[DATA UNDER STUDY]
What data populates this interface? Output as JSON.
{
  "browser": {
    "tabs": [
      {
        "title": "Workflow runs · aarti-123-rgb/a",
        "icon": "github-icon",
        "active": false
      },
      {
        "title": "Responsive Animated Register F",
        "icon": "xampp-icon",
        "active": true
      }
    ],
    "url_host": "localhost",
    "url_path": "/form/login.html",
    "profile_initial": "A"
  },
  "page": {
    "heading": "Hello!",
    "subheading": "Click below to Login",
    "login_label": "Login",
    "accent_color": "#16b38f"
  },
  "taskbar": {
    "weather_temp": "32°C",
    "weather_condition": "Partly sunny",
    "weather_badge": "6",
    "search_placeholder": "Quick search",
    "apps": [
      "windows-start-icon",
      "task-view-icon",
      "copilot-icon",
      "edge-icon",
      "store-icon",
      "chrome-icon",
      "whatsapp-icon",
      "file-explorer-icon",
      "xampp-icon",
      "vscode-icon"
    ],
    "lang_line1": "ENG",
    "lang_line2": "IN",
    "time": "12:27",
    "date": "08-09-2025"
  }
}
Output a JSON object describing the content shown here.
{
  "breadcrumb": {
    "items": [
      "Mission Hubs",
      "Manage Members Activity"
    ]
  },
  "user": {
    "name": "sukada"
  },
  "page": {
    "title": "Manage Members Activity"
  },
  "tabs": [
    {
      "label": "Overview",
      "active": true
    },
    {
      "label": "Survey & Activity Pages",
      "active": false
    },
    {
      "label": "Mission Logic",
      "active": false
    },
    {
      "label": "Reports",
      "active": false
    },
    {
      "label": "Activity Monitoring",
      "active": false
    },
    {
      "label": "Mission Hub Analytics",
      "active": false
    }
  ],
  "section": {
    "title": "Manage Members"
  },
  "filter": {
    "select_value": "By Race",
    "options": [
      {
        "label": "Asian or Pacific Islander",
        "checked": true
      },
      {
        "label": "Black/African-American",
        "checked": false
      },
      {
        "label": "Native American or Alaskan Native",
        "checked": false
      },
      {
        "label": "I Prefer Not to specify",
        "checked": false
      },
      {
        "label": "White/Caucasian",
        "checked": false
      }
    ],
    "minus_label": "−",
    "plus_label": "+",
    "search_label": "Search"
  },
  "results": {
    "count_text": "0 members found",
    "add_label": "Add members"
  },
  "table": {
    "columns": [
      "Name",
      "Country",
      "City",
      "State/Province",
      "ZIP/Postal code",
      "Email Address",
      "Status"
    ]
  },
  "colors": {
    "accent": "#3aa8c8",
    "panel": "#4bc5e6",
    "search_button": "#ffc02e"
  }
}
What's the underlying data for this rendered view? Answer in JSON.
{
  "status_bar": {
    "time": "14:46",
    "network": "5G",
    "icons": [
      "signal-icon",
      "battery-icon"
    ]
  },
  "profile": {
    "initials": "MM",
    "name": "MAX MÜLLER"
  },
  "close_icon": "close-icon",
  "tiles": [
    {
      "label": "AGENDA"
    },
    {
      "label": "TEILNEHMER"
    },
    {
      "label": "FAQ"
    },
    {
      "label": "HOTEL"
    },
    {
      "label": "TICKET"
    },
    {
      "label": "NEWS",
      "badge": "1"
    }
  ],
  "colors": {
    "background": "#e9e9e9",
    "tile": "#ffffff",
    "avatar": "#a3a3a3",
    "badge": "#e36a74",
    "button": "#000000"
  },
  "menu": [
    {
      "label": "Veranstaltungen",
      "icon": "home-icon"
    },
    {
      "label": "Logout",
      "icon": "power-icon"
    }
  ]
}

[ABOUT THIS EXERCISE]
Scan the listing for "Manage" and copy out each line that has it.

[SOLUTION TO THE PROBLEM]
      "Manage Members Activity"
    "title": "Manage Members Activity"
    "title": "Manage Members"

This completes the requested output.